Among the lines below, copy each one in which "elitred" appears.

____ Input records

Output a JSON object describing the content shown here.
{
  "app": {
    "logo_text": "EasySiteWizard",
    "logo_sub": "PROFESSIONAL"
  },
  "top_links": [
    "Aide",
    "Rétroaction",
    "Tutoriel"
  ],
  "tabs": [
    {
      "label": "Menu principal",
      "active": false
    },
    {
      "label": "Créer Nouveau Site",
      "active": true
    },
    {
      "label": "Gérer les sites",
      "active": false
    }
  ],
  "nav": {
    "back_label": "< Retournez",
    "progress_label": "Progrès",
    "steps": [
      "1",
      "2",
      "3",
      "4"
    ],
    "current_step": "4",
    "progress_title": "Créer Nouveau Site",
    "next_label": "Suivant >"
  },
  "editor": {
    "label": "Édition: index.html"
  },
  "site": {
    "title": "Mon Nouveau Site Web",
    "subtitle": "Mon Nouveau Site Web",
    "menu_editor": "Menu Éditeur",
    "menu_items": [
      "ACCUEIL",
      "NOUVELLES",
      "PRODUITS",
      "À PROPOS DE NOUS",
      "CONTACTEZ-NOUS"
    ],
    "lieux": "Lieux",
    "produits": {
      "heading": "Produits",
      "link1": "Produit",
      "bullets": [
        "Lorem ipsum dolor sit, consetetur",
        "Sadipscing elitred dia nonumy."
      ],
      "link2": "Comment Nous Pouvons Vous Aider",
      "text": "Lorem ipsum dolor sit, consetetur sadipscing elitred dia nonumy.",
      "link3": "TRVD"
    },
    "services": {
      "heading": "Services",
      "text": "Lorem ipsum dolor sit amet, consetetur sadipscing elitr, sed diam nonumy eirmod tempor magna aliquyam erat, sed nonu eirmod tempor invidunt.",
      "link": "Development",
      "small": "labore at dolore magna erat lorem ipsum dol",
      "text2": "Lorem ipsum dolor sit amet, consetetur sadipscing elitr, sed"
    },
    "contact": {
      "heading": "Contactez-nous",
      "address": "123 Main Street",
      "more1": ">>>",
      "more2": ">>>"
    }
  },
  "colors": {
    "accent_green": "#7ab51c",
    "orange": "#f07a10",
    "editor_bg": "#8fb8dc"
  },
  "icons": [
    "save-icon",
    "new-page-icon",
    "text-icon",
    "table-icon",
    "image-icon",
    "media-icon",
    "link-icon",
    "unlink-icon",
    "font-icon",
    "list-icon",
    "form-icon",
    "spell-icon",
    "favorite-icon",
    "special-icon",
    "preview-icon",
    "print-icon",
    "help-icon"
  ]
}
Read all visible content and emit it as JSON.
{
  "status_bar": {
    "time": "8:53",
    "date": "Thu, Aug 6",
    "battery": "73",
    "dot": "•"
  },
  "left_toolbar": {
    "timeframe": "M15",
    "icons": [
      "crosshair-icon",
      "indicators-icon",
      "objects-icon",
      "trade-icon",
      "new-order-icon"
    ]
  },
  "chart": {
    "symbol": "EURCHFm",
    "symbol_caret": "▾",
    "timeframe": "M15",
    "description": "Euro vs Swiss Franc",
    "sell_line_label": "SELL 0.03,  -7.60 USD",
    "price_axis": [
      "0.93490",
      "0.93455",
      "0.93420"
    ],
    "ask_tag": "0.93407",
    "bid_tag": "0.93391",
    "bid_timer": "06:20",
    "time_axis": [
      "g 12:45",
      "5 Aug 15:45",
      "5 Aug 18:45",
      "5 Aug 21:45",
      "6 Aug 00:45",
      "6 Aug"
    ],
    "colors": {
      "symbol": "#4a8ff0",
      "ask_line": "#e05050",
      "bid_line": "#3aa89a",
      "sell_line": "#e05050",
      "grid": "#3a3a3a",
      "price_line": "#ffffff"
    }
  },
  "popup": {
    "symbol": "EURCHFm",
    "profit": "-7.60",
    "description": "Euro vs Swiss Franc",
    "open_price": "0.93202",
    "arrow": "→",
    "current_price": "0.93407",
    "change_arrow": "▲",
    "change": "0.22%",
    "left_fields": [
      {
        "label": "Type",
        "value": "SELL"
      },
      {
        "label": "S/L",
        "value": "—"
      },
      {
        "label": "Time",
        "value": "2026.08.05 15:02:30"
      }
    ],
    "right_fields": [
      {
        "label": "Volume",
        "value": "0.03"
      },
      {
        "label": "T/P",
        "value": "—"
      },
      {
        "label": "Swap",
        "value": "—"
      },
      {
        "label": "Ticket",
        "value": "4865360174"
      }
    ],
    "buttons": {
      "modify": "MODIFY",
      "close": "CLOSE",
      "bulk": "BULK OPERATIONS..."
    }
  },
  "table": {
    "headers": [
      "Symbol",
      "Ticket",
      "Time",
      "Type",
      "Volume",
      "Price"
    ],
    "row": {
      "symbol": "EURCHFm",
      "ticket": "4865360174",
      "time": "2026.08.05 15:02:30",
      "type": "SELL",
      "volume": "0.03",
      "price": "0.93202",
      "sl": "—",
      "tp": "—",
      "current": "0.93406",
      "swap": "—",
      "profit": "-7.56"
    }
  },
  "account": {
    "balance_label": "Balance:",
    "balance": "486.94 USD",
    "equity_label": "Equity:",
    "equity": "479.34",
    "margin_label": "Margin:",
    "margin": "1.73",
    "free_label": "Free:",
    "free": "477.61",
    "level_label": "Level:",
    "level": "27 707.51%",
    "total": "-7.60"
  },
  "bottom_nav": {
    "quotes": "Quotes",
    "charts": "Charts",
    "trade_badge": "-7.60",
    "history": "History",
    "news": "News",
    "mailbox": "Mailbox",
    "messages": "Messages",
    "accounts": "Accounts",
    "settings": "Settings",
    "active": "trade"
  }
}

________

Task response>
        "Sadipscing elitred dia nonumy."
      "text": "Lorem ipsum dolor sit, consetetur sadipscing elitred dia nonumy.",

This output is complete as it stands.